FLAT FENDER TJ WRITEUP
· Dremel heavy duty (fiberglass) cutting wheels (I went through about 10)
· Dremel Metal grinding attachment
· Heavy Duty Drill w/misc bits
· 3”-3.25” Hole Saw
· masking tape
· pair of ’72 to 76 CJ turn signals
· torx bits, socket set, vise grips, Phillips screwdriver, and other misc tools
· paint and primer
· tube of silicone sealant
· electrical connectors
· liquid nail
· paint thinner
· door Edging
· SAFTEY GOGGLES!
Varies depending on the equipment you have. My cost was the following:
· Lights 40$
· Fiberglass cutting wheels 12$
· 3” Hole Saw 10$
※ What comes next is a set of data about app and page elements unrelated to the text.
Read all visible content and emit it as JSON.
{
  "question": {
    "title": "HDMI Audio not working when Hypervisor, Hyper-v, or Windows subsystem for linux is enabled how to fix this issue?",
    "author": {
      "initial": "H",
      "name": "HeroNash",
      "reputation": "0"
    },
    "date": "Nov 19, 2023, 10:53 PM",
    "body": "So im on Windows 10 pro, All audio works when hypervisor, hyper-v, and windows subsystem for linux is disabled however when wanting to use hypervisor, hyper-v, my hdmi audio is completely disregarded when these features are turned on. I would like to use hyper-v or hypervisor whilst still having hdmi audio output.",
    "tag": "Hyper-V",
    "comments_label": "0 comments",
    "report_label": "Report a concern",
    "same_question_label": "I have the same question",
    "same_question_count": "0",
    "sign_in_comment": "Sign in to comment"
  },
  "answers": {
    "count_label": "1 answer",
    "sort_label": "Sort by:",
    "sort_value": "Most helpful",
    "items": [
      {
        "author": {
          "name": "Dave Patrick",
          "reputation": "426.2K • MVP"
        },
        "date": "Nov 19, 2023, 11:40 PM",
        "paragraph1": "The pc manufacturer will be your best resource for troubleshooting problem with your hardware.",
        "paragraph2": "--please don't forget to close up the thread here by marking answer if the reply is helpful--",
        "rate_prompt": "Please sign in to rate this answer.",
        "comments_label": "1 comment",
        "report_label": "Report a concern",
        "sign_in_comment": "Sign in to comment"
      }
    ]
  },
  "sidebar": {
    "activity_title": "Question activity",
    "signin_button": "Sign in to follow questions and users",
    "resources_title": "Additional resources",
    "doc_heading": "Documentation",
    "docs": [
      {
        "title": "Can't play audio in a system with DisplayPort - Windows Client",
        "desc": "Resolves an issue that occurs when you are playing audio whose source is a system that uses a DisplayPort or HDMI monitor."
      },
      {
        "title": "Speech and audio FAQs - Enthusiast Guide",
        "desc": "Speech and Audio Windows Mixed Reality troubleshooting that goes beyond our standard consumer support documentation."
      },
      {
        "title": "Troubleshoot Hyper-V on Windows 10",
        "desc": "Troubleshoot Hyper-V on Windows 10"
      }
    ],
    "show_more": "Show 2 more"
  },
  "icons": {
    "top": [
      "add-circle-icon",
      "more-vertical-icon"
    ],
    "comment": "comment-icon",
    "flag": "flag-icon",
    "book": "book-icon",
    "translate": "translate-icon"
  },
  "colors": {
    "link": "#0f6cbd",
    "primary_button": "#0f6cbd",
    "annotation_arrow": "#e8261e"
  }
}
1. Remove factory parking lights and turn signals from fenders. You can either A) Cut the wires and wire up with anti-vibration connectors as I did or B) wire up the connectors that go into the CJ receptacles (need to be purchased separately and I don’t know where to find them)
2. Partially remove fender flare from fender.
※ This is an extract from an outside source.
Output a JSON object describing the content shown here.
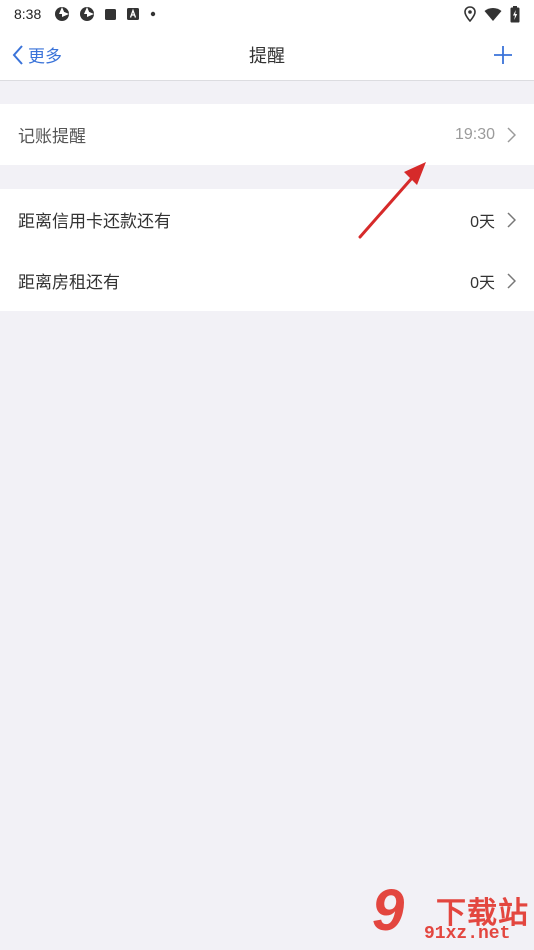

3. Mark line to be cut using masking tape. Follow the line made by the top of the stock parking light. (This is to your discretion)
4. Remove the fender bolts that attach the fender to the grill. Place something in between to spread out the two pieces (I used a Rubber Dog Bone!) Begin cutting on high speed and ensure that you take your time allowing the fiberglass wheel to cool down as you cut.
5. Cut support that runs parallel to the front fenders. Try to keep the same line as the fender to leave as much support as possible, but try to hide the support behind the already cut fender. Be careful not to cut into the grill (hence the spreader)
6. Reattach the plastic flare.
7. Mask the flare along same line as fender. Again cutting the side of the fender is to be at your discretion. I left as much on as possible to cut down on the mud slinging. Begin cutting the fender flare. NOTE: Ensure you cut a LOWEST speed so as not to melt too much plastic, it gets hot and messy. Take your time. Sand the edges of the flares down to make them look smooth.
8. Sand, primer and paint to prevent rusting on the exposed metal edges. Place door edging attached with liquid nail or a similar adhesive to the edges for dressing purposes.
9. Mark location for parking lights on the grill. Using 3"-3.25" hole saw, cut grill. I had to make small rectangular notch using a Dremel at the top of the hole for the lights to slide in. (if you use a 3” saw you WILL have to enlarge the hole with the Dremel.
10. Remove CJ parking light lens and use 3 outside holes as template for screw mounting location. Drill hole slightly smaller than screws that hold lens to parking light assembly.
11. Feed wires through 3" hole out bottom of grill for connection.
12. Wire Lights (see wiring code below)
13. Mount parking light assembly to grill.
The CJ Lights Come with a three-wire connector (Red, Blue, Black) the blue is for side parking lights which you will no longer have (so check your local laws) it hooks into the red connector and the black connector is separate.
Red = Parking lights
Black = Turn Signals
Blue = Side Marker (Not used/Cut off)
The signals ground to the housing so the ground will be attained when mounted to the grill.
The TJ Harness I cut. It has three wires per side (five if you count the side marker wires) I cut the side marker wires completely off to where they tie into the main harness leaving me with three wires per side:
Black/Yellow = Parking Lights
Tan (L) Gray(R)= Turn Signals
Black = Ground (Not used)
The red wire from the CJ light goes to the Black wire with the yellow
stripe on the TJ harness and the black wire from the CJ light goes to
the Gray wire (drivers side) and Tan wire (passenger side) on the TJ
harness. They will not work properly until mounted to the grill
completing the ground so you can't test them while they are hanging out
of the vehicle.
I cut these wires completely and soldered them together inside twist connectors, then I sealed them with silicone gasket to seal them from the elements. The way you wire is up to you using the above wiring description.